## Description of the task
Without the pictures, copy all the entries below exactly.
Data section section start
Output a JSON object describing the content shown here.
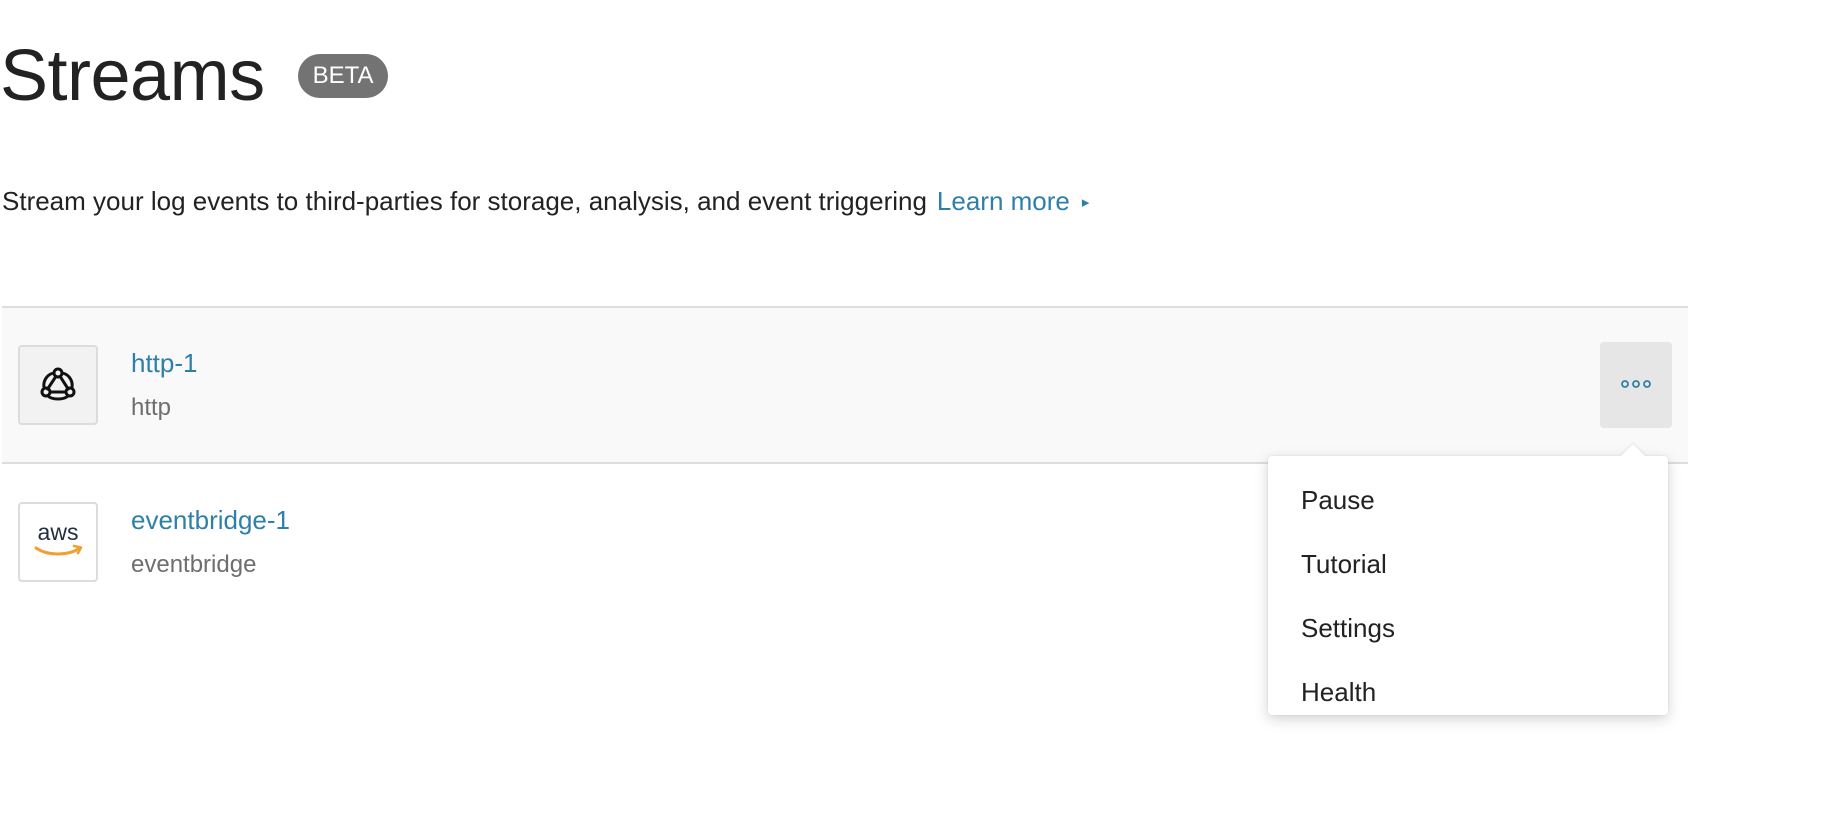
{
  "header": {
    "title": "Streams",
    "badge": "BETA"
  },
  "intro": {
    "text": "Stream your log events to third-parties for storage, analysis, and event triggering",
    "learn_more": "Learn more",
    "learn_more_arrow": "▸"
  },
  "streams": [
    {
      "name": "http-1",
      "type": "http",
      "icon": "webhook-icon",
      "highlighted": true
    },
    {
      "name": "eventbridge-1",
      "type": "eventbridge",
      "icon": "aws-logo",
      "logo_text": "aws",
      "highlighted": false
    }
  ],
  "row_menu": {
    "open_for": "http-1",
    "items": [
      "Pause",
      "Tutorial",
      "Settings",
      "Health"
    ]
  },
  "colors": {
    "link": "#2f80a8",
    "badge_bg": "#737373",
    "aws_smile": "#f0a030",
    "row_highlight": "#f9f9f9"
  }
}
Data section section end
## Written answer
Output a JSON object describing the content shown here.
{
  "header": {
    "title": "Streams",
    "badge": "BETA"
  },
  "intro": {
    "text": "Stream your log events to third-parties for storage, analysis, and event triggering",
    "learn_more": "Learn more",
    "learn_more_arrow": "▸"
  },
  "streams": [
    {
      "name": "http-1",
      "type": "http",
      "icon": "webhook-icon",
      "highlighted": true
    },
    {
      "name": "eventbridge-1",
      "type": "eventbridge",
      "icon": "aws-logo",
      "logo_text": "aws",
      "highlighted": false
    }
  ],
  "row_menu": {
    "open_for": "http-1",
    "items": [
      "Pause",
      "Tutorial",
      "Settings",
      "Health"
    ]
  },
  "colors": {
    "link": "#2f80a8",
    "badge_bg": "#737373",
    "aws_smile": "#f0a030",
    "row_highlight": "#f9f9f9"
  }
}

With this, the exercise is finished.